Fuel Tank tips: Tamiya XF-3 Flat Yellow (brush)
Primer Color: XF-80 or Tamiya XF-3 Flat Yellow
Dark Color of Gloves: Tamiya XF-22 German Grey (Tamiya's too dark version of RLM02)
Antennas and various minor bits: TS-30 Polished Silver or (brush) X-11 Chrome Silver
Blaster Rifle: mix of Tamiya XF-56 Metallic Grey and Tamiya XF-84 Burnt Iron
Helmet Antenna/Sight(?): Flat Black
Cape + Lanyards: Gunze H85 Sail Color
The rocket pack nozzles and the blaster pistol were hand painted assorted colors based on movie photos.

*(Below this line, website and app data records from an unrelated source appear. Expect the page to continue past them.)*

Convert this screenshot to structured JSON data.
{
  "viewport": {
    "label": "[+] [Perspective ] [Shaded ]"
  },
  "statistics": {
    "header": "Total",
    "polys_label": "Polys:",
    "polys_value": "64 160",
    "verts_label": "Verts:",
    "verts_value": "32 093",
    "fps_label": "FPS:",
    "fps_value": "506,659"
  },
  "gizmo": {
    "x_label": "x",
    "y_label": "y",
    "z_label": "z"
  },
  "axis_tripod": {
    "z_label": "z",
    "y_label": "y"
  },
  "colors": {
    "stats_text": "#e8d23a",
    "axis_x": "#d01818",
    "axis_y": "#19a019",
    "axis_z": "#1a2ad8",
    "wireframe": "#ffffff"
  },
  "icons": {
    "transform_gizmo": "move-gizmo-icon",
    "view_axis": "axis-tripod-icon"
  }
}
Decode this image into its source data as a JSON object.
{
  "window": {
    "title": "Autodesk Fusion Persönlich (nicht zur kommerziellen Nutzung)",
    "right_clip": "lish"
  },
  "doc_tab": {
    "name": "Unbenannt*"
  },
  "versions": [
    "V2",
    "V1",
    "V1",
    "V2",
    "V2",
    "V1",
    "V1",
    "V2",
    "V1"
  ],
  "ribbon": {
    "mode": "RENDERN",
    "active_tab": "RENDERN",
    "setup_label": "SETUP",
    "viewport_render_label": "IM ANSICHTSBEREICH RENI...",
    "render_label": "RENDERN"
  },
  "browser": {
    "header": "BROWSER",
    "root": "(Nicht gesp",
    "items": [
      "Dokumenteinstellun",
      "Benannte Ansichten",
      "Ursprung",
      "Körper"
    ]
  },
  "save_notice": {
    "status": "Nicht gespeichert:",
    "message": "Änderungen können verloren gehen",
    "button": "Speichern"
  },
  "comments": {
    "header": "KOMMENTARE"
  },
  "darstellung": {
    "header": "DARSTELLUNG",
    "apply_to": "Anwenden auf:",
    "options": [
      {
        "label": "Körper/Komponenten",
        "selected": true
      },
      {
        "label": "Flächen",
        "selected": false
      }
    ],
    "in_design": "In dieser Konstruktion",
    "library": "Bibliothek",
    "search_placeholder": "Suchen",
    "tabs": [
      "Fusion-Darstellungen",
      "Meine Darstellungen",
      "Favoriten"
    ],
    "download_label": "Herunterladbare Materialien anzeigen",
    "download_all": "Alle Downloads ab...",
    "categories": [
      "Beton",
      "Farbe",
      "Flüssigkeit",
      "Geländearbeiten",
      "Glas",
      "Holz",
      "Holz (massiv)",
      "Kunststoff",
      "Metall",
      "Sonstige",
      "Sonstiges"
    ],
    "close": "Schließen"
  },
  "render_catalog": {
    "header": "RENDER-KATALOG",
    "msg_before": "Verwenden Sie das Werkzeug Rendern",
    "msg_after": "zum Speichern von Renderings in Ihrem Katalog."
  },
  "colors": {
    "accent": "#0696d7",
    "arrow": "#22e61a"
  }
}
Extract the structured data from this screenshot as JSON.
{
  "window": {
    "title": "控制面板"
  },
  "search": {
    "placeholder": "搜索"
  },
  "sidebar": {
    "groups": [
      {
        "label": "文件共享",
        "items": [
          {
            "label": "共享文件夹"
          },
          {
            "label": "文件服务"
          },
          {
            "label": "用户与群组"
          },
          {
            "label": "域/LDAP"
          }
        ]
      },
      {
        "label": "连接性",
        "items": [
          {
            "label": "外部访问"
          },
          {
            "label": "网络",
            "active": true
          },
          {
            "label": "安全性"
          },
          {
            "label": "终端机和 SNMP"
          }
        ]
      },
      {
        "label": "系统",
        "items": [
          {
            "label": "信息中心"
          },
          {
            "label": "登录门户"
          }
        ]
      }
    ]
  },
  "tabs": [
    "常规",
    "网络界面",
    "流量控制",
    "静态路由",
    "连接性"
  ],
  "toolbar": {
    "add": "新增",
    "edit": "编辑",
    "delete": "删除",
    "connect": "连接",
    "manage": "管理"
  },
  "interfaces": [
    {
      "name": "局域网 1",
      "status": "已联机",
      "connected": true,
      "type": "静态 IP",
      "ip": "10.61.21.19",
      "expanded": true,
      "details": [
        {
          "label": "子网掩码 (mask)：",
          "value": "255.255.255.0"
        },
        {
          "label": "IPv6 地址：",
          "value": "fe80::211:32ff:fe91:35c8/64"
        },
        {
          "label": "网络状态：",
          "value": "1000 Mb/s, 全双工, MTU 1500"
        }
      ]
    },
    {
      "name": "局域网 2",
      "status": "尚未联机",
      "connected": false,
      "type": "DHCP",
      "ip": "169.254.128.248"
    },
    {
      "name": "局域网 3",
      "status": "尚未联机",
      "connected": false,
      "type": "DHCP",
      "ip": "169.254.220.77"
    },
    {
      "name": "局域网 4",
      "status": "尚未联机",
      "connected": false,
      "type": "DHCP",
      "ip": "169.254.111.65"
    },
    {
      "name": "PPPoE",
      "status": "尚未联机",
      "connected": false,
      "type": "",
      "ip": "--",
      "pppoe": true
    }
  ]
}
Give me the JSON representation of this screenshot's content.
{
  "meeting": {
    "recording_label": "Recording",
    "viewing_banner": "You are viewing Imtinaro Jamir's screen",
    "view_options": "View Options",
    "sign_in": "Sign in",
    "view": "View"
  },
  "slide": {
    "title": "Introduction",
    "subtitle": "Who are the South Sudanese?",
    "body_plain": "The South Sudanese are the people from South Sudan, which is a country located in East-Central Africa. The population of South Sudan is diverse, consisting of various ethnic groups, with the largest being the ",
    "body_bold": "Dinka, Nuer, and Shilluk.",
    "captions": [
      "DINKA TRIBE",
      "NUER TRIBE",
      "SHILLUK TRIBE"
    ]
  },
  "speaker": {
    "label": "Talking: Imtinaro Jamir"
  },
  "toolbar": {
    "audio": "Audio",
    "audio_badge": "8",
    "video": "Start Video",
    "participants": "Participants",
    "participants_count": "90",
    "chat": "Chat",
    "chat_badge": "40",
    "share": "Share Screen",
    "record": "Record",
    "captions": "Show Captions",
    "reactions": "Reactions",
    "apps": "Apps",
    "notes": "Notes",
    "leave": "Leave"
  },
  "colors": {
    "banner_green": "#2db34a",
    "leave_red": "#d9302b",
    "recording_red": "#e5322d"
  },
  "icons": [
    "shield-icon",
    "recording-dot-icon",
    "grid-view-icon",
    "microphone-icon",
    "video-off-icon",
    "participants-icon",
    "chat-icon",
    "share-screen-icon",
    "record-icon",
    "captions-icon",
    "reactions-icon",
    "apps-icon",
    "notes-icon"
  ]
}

Initially I tried to spray on a primer coat before I sprayed on the actual colors to provide depth to the paint, but this didn't work so I ended up dry brushing flat yellow or light grey onto the paint to to emulate scratches that exposed the primer coat and not the underlying metal. Once this was done, I added a wash using Tamiya's Panel Line Accent Color (Brown). Once dry, I sprayed on a couple of thin coats of Future to provide a gloss surface for the decals.
Bandai's decals are pretty good but I only added the decals I could not paint myself such as the various emblems on Boba's uniform/armor. I used MicroSet and MicroSol to settle the decals into the surface details.
I used the Panel Line Accent Color one more time for final details plus some drybrushing of gunmetal in various areas and when that was cured, I sprayed on Tamiya Flat Coat for the final coat.
I put Boba Fett together after painting, but before the chipping process, the gloss coat, decals, etc. The jetpack antennas were cut off and gently inserted into their respective holes. Finally, I added the hands, blaster and set the pose of Boba Fett.
The Bandai Boba Fett is a fun kit which you can build straight out of the box without any painting or weathering or without glue for that matter OR one you can really go to town on if you want to put the effort to paint and weather it. It can be both (rather fragile) toy and display model (I swear I only played with the Boba Fett figure a couple of times!) The choices are up to you. Definitely a kit designed for modellers of all skill levels.
20 additional images. Click to enlarge.